Interface dataset entries:
:::::
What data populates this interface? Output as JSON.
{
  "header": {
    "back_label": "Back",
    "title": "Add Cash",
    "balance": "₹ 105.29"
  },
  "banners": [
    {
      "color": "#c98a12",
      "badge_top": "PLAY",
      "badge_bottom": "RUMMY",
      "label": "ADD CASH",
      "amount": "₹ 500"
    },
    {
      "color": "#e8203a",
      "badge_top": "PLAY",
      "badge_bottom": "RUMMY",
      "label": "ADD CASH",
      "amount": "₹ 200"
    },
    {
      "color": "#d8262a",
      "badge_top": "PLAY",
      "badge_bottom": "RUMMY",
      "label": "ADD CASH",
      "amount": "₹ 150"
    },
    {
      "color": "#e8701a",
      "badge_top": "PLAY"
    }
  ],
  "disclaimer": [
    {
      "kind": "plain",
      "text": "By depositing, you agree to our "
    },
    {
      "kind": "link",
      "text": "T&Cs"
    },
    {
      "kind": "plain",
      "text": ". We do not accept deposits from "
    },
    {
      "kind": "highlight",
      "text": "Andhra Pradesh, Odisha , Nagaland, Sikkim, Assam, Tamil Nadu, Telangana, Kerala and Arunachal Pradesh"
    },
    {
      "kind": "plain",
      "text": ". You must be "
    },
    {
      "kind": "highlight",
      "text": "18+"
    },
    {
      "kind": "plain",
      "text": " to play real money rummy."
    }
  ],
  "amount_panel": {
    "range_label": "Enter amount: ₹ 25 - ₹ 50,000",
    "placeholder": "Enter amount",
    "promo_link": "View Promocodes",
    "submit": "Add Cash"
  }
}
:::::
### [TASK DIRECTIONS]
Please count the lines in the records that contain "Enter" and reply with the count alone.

### [TASK RESPONSE]
2